Pets, although part of the family, can be forgotten in the excitement of Christmas and New Year.
That's why local SPCAs are encouraging people to stop and think about the welfare of their animals this silly season.
With many people leaving town, SPCA staff are often called in to care for cats and dogs which have been left on their own with insufficient food, water, shelter and shade.
That situation could easily be avoided, said Waipukurau SPCA manager Renee Hickey.
"There are boarding kennels and catteries, although people do sometimes struggle with the cost. You can always ask your neighbours to feed them and make sure that they get enough water and exercise. There is no excuse for just leaving them," Hickey said.
It was also important to ensure the person looking after your animal was responsible and able to check on them at least once a day.
Faye Johnson, of the Hastings SPCA, said: "It's about educating the public because they do have legal requirements to take care of their animals.
Make sure you get someone over 16 years of age and leave them with plenty of food, your vet's number and how to contact you in case of an emergency."

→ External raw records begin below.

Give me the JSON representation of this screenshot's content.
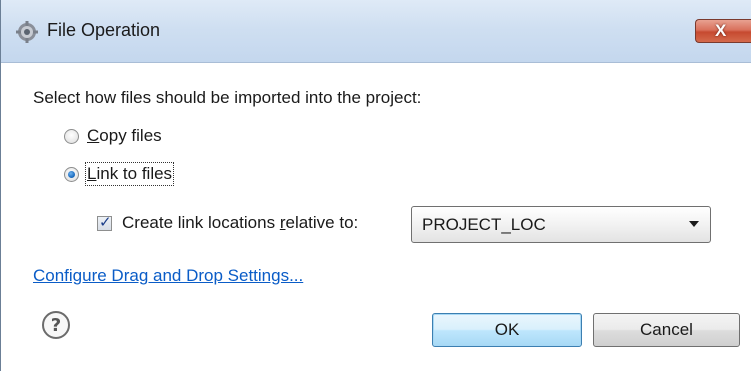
{
  "window": {
    "title": "File Operation",
    "close_label": "X",
    "icon": "eclipse-gear-icon"
  },
  "prompt": "Select how files should be imported into the project:",
  "options": {
    "copy": {
      "accesskey": "C",
      "rest": "opy files",
      "checked": false
    },
    "link": {
      "accesskey": "L",
      "rest": "ink to files",
      "checked": true
    }
  },
  "relative": {
    "checked": true,
    "label_pre": "Create link locations ",
    "label_accesskey": "r",
    "label_post": "elative to:",
    "selected": "PROJECT_LOC"
  },
  "link_text": "Configure Drag and Drop Settings...",
  "help_icon": "question-mark-icon",
  "buttons": {
    "ok": "OK",
    "cancel": "Cancel"
  },
  "colors": {
    "link": "#0a5cc7",
    "titlebar": "#cfdff1",
    "close": "#c64a30",
    "ok_border": "#3c7fb1"
  }
}
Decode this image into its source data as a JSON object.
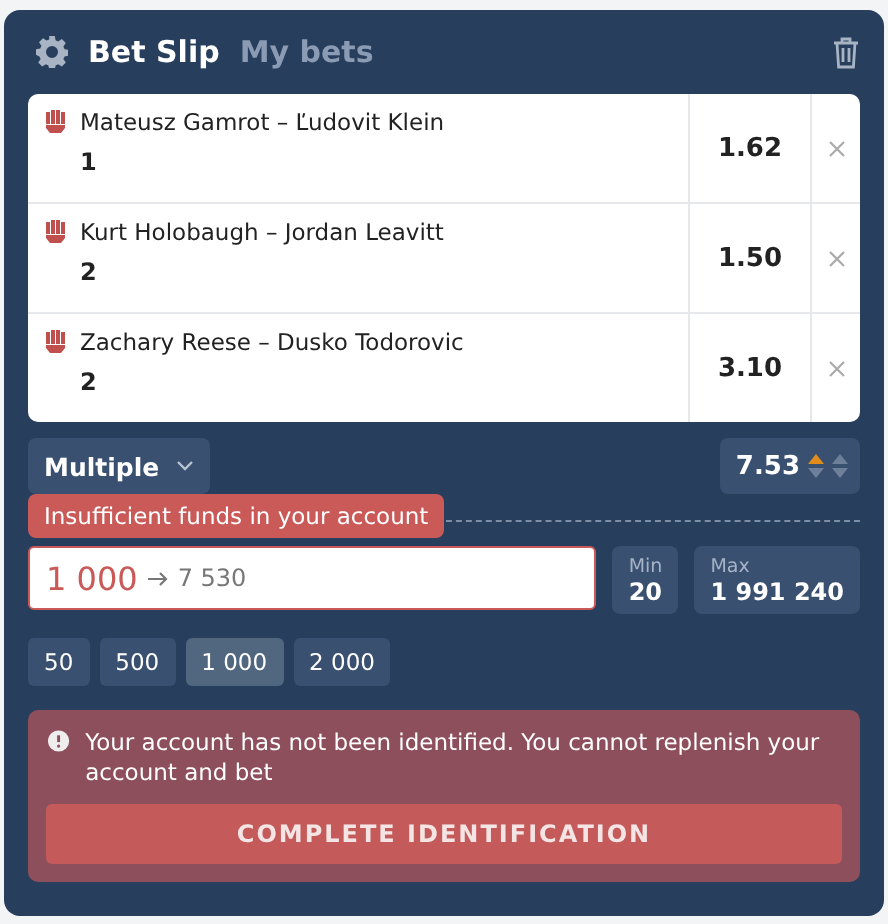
{
  "tabs": [
    {
      "label": "Bet Slip",
      "selected": true
    },
    {
      "label": "My bets",
      "selected": false
    }
  ],
  "bets": [
    {
      "event": "Mateusz Gamrot – Ľudovit Klein",
      "pick": "1",
      "odds": "1.62"
    },
    {
      "event": "Kurt Holobaugh – Jordan Leavitt",
      "pick": "2",
      "odds": "1.50"
    },
    {
      "event": "Zachary Reese – Dusko Todorovic",
      "pick": "2",
      "odds": "3.10"
    }
  ],
  "bet_type": "Multiple",
  "total_odds": {
    "value": "7.53",
    "rising": true
  },
  "error_tooltip": "Insufficient funds in your account",
  "stake": {
    "value": "1 000",
    "payout": "7 530"
  },
  "min": {
    "label": "Min",
    "value": "20"
  },
  "max": {
    "label": "Max",
    "value": "1 991 240"
  },
  "quick_stakes": [
    {
      "label": "50",
      "selected": false
    },
    {
      "label": "500",
      "selected": false
    },
    {
      "label": "1 000",
      "selected": true
    },
    {
      "label": "2 000",
      "selected": false
    }
  ],
  "alert": {
    "message": "Your account has not been identified. You cannot replenish your account and bet",
    "button": "COMPLETE IDENTIFICATION"
  }
}
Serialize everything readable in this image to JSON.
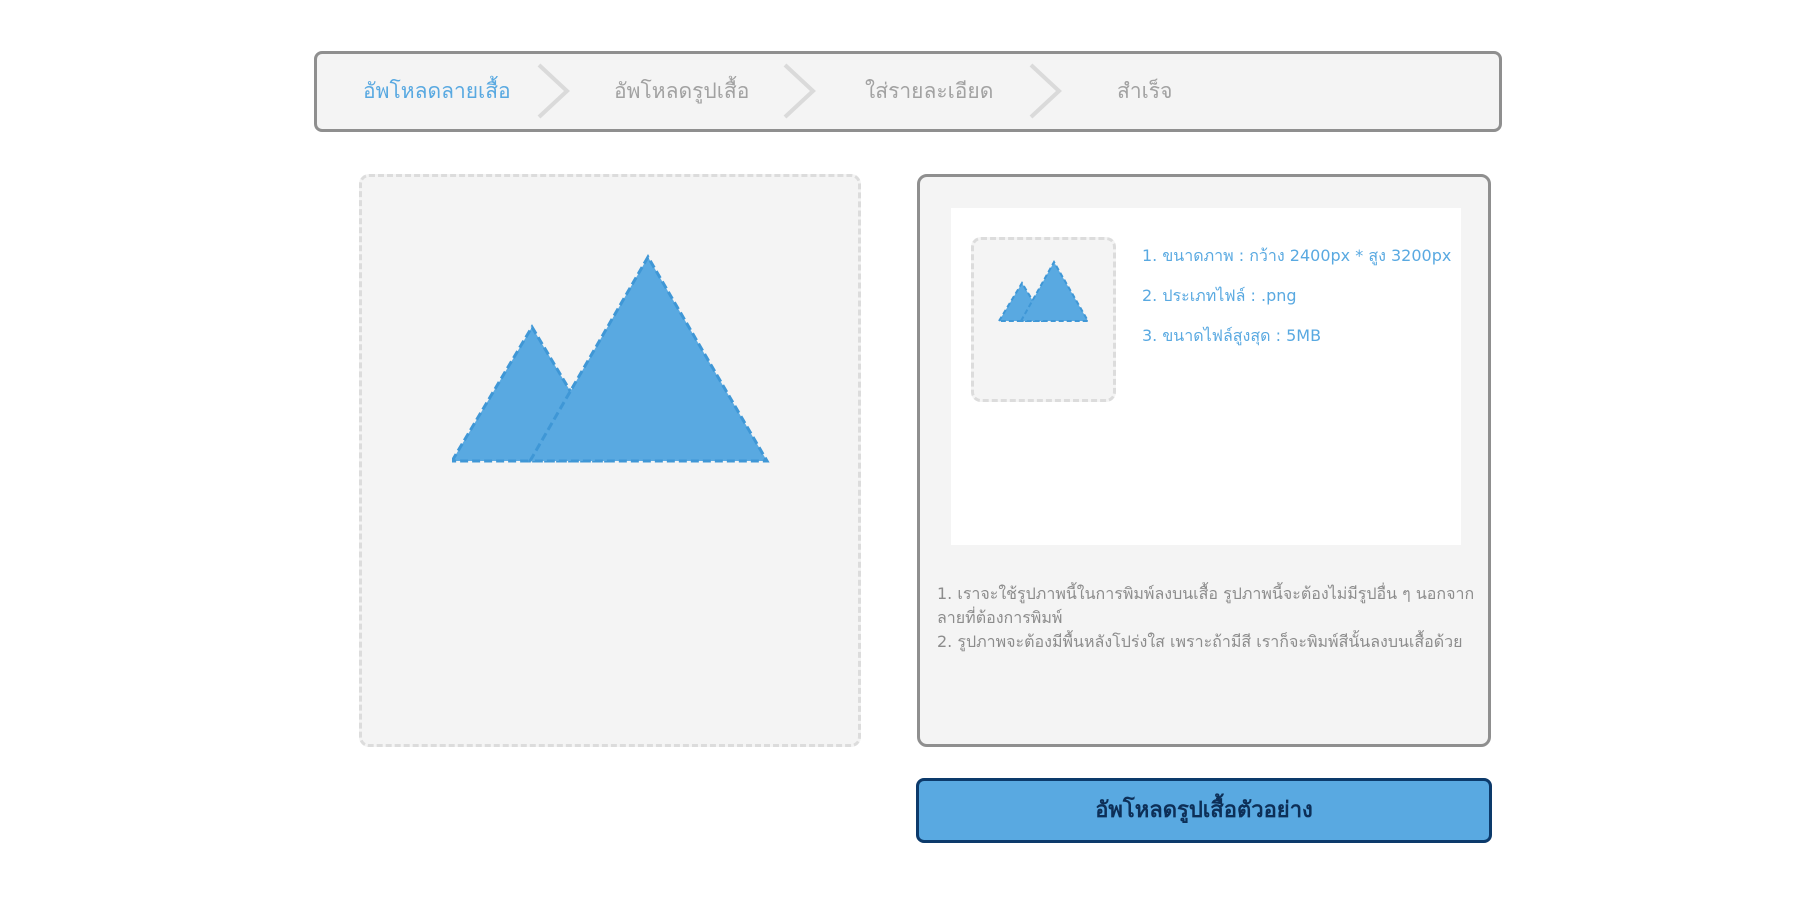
{
  "steps": [
    {
      "label": "อัพโหลดลายเสื้อ",
      "active": true
    },
    {
      "label": "อัพโหลดรูปเสื้อ",
      "active": false
    },
    {
      "label": "ใส่รายละเอียด",
      "active": false
    },
    {
      "label": "สำเร็จ",
      "active": false
    }
  ],
  "upload_area": {
    "icon": "image-placeholder-icon"
  },
  "requirements": {
    "thumbnail_icon": "image-placeholder-icon",
    "items": [
      "1. ขนาดภาพ : กว้าง 2400px * สูง 3200px",
      "2. ประเภทไฟล์ : .png",
      "3. ขนาดไฟล์สูงสุด : 5MB"
    ]
  },
  "notes": [
    "1. เราจะใช้รูปภาพนี้ในการพิมพ์ลงบนเสื้อ รูปภาพนี้จะต้องไม่มีรูปอื่น ๆ นอกจากลายที่ต้องการพิมพ์",
    "2. รูปภาพจะต้องมีพื้นหลังโปร่งใส เพราะถ้ามีสี เราก็จะพิมพ์สีนั้นลงบนเสื้อด้วย"
  ],
  "upload_button": {
    "label": "อัพโหลดรูปเสื้อตัวอย่าง"
  },
  "colors": {
    "accent": "#59a9e1",
    "inactive_text": "#a2a2a2",
    "panel_border": "#8f8f8f",
    "button_border": "#0c3a6b"
  }
}
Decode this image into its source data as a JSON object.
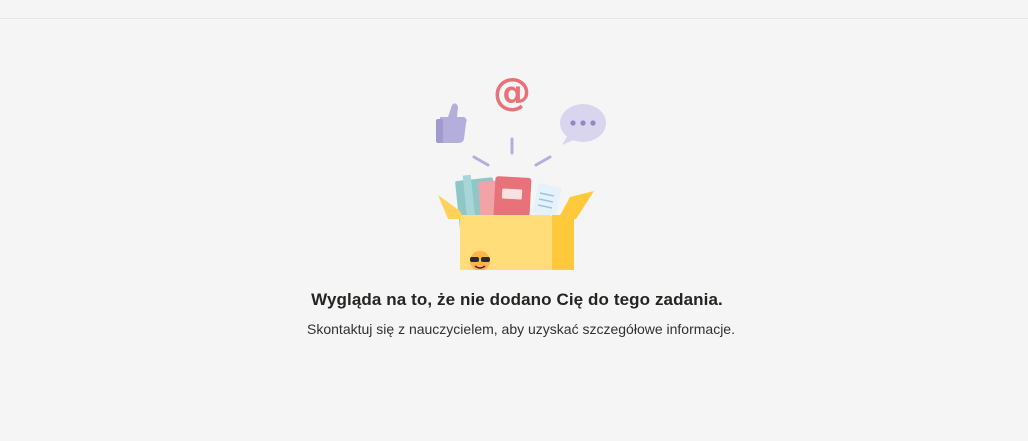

There was more than basic care to think of, such as cases where animals had white or pale-coloured ears and noses.
"Cats or dogs may need sunscreen in those areas because they can develop cancer. It's best to get some proper sunscreen from the vet. Zinc also works."
Another concern for dogs in the warmer months is overheating, especially when left inside a vehicle.
On a 30C day, for example, the temperature inside a car - even with the windows slightly open - can reach 39C in 10 minutes, even in the shade.
After half an hour it can climb to 49C. A dog can only withstand a body temperature of 42C for a short time before suffering irreparable brain damage or death.
"Every summer we battle with people leaving their dogs in the car.
"They will just leave them while they have a drink or do the shopping, but that's just not fair.
"It's best to leave them at home."
Tips for leaving animals at home
If possible, book your pet into a kennel or cattery.
Never leave a dog tied up where it can get its lead tangled or where it could knock over the water bowl.
Check your fences before you leave to ensure your dog can't get out.
A bored dog can do damage to your property or bark continuously, so ensure it has something to keep it amused.
Make sure your dog has a collar with its registration tag on. For cats, write a contact number on their collar.
Pets' shelters should be out of the weather and make sure some shade is available for dogs.
Leave behind plenty of water in a vessel that can't tip over.
Tips for travelling with pets:
Before you leave make the effort to check out pet-friendly motels and motorcamps.
Stop every hour so your dog can relieve itself.
Never leave your pet alone in a car for more than 20 minutes.
Transport cats in a carrier cage lined with newspaper.